### Task directions
Return the number of lines below that contain "assigned"; nothing else belongs in the reply.

*** Opening of Extracted records ***

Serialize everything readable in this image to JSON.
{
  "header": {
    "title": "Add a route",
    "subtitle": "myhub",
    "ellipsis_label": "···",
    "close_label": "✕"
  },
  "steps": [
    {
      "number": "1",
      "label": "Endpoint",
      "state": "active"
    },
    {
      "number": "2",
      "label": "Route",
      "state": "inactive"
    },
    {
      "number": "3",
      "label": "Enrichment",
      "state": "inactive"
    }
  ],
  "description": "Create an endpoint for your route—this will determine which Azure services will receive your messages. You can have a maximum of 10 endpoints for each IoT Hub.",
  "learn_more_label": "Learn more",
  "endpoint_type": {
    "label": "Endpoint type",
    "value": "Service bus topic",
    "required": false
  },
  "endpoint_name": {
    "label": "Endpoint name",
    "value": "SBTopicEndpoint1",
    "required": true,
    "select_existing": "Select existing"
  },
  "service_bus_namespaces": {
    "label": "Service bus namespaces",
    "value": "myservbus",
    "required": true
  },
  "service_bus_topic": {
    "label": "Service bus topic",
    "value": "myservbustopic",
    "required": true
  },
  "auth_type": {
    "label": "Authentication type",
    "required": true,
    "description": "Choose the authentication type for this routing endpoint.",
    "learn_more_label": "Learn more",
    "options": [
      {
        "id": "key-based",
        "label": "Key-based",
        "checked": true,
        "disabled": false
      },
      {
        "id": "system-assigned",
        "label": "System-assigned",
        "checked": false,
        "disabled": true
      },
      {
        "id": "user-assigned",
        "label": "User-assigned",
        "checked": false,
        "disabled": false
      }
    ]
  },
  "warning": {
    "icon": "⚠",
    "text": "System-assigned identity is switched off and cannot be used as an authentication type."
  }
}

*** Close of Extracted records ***

### Solution to the problem
5